"""

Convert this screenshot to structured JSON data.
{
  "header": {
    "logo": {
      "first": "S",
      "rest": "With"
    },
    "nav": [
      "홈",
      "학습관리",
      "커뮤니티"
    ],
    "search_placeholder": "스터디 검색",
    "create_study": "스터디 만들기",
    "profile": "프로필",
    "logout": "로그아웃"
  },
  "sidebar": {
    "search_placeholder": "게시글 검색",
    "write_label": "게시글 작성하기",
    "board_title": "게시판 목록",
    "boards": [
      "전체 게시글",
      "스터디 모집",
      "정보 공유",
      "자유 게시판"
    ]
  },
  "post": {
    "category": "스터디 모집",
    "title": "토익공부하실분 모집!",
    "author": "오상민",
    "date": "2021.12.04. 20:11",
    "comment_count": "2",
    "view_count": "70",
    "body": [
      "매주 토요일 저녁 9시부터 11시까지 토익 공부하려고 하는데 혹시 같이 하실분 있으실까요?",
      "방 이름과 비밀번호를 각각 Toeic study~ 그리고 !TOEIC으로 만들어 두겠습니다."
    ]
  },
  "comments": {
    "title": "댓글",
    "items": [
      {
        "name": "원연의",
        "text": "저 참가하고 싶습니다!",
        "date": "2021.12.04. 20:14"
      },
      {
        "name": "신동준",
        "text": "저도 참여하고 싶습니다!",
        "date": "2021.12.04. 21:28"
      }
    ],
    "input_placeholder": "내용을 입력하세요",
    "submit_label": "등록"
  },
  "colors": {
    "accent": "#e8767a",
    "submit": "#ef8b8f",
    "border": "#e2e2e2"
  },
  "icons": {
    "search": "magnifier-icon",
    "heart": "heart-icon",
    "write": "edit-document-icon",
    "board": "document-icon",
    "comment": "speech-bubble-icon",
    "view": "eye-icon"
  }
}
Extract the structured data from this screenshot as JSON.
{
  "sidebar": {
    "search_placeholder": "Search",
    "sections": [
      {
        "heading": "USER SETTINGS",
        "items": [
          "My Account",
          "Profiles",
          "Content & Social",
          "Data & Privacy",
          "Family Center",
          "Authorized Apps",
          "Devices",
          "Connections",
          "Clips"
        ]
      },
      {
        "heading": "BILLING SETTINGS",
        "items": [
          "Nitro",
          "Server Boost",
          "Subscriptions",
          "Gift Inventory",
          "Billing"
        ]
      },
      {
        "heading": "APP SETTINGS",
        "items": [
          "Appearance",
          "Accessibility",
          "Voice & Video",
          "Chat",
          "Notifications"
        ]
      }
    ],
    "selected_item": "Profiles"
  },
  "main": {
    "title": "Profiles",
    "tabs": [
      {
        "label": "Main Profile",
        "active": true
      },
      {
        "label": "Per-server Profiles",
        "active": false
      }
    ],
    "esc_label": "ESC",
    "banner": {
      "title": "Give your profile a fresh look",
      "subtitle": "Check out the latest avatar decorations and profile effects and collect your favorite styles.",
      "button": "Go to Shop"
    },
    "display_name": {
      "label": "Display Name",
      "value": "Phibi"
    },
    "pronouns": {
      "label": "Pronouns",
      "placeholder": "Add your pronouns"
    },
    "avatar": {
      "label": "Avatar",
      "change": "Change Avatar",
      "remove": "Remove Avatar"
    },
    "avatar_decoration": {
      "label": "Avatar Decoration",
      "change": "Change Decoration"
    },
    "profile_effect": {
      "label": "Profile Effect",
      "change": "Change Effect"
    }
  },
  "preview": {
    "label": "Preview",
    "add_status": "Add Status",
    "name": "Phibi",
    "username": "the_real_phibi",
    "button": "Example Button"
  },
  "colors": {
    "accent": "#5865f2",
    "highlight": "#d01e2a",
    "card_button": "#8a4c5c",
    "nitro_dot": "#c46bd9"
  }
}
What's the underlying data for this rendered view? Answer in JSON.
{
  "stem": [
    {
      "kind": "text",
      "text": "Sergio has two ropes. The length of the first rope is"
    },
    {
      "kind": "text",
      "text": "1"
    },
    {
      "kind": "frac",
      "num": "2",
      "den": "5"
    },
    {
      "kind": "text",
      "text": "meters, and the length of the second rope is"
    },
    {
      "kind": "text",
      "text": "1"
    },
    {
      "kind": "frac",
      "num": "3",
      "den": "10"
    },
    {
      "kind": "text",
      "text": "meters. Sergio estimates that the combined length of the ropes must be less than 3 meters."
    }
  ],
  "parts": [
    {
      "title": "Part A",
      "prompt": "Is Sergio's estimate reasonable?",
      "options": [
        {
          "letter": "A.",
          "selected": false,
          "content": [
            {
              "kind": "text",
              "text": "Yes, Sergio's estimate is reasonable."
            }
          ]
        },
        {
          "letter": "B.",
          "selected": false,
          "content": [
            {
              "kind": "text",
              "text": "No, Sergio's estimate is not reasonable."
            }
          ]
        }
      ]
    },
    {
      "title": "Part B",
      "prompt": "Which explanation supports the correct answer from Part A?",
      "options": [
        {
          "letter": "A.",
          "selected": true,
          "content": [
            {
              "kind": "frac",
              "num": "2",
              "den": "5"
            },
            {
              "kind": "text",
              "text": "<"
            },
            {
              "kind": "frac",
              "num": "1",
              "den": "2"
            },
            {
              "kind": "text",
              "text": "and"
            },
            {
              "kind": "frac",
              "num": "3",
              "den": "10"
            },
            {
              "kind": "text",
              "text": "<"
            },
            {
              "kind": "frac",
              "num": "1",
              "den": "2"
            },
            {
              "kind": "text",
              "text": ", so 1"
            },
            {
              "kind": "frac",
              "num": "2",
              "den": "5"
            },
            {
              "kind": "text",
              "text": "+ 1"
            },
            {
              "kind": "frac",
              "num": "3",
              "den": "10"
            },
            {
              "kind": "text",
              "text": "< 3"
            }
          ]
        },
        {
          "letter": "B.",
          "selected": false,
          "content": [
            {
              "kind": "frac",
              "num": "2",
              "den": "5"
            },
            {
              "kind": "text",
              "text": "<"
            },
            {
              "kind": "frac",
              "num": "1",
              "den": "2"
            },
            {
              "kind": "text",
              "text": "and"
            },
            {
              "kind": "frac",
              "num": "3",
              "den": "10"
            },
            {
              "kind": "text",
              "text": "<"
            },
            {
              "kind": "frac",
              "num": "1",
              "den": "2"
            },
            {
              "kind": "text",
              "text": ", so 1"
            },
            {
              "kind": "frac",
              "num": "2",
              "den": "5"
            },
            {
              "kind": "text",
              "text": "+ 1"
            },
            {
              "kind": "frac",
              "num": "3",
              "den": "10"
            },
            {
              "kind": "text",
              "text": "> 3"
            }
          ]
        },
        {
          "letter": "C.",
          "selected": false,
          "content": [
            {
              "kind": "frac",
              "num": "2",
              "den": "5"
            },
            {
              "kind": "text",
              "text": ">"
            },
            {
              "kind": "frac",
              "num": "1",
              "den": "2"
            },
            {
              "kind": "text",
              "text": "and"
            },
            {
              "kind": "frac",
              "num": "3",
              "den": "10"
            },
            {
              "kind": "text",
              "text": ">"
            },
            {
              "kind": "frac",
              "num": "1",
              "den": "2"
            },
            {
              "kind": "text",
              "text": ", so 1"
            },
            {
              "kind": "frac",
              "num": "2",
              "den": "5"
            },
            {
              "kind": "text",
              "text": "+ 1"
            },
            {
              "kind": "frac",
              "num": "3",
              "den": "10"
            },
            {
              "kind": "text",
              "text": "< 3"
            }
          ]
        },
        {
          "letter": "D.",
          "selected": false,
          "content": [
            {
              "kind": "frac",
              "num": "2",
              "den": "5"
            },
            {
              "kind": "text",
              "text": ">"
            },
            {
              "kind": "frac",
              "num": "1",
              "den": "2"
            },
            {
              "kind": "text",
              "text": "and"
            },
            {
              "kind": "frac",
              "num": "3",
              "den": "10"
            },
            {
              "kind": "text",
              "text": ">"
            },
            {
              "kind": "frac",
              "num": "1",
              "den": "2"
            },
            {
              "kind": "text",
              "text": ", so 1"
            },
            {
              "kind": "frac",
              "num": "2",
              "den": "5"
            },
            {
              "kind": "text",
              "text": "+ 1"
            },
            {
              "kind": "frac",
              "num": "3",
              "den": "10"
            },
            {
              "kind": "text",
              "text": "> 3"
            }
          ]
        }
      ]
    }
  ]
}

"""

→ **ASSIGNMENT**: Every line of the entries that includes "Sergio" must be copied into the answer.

→ **ANSWER BELOW**:
      "text": "Sergio has two ropes. The length of the first rope is"
      "text": "meters. Sergio estimates that the combined length of the ropes must be less than 3 meters."
      "prompt": "Is Sergio's estimate reasonable?",
              "text": "Yes, Sergio's estimate is reasonable."
              "text": "No, Sergio's estimate is not reasonable."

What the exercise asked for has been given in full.